After the spill, DeWitt County Emergency Management Coordinator Cyndi Smith appeared to try to soothe environmental concerns for the recipients of her news release by adding the water would dilute the oil and lessen any hazard it posed.
In an interview with the Advocate later, Smith went a step further.
“There was nothing that could have been done to prevent it, except Hurricane Harvey not coming around,” she said.
ConocoPhillips spokesman Daren Beaudo said as soon as the company could, it had a contractor in the area to clean up the spill, but there wasn’t anything visible to clean.
He said they also took samples and did not find any hydrocarbons present. He said the tanks couldn’t have been moved before the hurricane and the subsequent flooding.
A few days later, Oklahoma-based Chesapeake Operating notified the commission its well in Matagorda Bay was leaking wet gas at an estimated 500,000 cubic feet per day. The company, like ConocoPhillips, hired a contractor to get the spill under control within a day. Chesapeake did not respond to a request for an interview.
These waterways support the only wild flock of whooping cranes in the world.
Legal battles have been fought about how the quality of these waterways affect whooping cranes and what they like to eat: blue crabs and wolfberries.
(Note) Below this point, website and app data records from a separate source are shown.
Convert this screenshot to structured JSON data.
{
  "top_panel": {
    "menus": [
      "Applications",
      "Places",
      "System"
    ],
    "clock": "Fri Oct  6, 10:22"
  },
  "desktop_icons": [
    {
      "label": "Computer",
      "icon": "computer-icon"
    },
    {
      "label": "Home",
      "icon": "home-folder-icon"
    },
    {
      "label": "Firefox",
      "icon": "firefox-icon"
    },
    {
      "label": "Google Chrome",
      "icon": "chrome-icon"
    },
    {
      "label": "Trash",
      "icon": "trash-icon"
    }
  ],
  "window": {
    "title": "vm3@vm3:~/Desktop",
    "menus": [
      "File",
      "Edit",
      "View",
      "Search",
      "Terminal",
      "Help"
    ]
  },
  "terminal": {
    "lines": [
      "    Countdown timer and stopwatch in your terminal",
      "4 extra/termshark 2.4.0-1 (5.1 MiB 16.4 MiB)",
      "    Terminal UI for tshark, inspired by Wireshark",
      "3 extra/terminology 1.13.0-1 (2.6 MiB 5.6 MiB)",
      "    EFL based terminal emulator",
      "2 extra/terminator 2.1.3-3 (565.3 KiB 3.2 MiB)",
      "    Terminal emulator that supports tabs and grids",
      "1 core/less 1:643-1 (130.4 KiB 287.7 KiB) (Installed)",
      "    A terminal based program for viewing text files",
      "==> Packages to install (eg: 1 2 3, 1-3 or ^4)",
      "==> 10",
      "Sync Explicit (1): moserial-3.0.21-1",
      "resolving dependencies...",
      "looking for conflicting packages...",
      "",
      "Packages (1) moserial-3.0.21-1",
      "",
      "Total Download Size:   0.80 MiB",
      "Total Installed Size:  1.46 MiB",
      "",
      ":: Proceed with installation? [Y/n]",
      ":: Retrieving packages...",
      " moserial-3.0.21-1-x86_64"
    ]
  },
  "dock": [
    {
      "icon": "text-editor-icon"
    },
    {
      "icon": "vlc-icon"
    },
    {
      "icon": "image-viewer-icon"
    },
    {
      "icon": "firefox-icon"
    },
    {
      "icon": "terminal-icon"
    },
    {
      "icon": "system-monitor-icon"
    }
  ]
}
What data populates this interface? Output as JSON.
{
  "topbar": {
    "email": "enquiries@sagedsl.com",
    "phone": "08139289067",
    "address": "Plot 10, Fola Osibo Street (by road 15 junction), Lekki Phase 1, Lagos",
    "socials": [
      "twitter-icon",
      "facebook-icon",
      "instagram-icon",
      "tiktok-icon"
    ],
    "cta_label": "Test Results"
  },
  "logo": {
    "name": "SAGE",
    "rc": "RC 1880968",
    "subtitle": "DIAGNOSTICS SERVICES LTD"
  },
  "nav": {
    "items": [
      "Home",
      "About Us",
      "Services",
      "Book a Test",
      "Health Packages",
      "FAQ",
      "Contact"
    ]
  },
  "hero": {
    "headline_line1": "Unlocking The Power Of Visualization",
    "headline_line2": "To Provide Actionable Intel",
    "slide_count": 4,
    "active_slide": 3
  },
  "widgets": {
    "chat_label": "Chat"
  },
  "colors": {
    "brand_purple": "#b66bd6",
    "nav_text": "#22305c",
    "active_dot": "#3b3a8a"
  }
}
Texas’ drought from 2008 to 2009 caused the water to be more salty and killed 10 percent of the flock, Tim Grunewald, the director of North America Programs for the International Crane Foundation, said earlier this year during a presentation at the University of Houston-Victoria.
But Wade Harrell, the whooping crane coordinator for the U.S. Fish and Wildlife Service, said he was optimistic that flock, which has a record number of fledglings flying in from Canada, can handle whatever Hurricane Harvey has thrown its way.
Although Harrell hadn’t been able to get to the Aransas Wildlife Refuge yet, he said the storm surge may have killed invasive species there, allowing the water from the Guadalupe River to replenish marshes where the whooping cranes forage.
Perhaps this hurricane will be like the wildfires raging in the West, he said. Perhaps its devastation will give way to growth.
But with Victoria and other cities under a boil water notice for days after the storm, Audubon Texas’ Iliana Pena urges everyone to help the whooping cranes and other wildlife along.
In just eight days, the Victoria County’s Office of Emergency Management coordinated the distribution of almost 44,000 cases of water (some had 12 bottles to a case while others had 18 or 24) and 67,000 bags of ice, said Rick McBrayer, who leads the office.
That doesn’t take into account other relief efforts by churches and businesses in the area.
At the same time, the city of Victoria suspended its recycling program while workers haul away the trash and brush that have accumulated, city spokesman O.C. Garza said.
The plastic will make its way to water and become death traps for whooping cranes, sea turtles and other wildlife.
“Appeal to people,” Pena said, “Tell them if they’re on the beach, take a bag with them and, please, pick up trash.”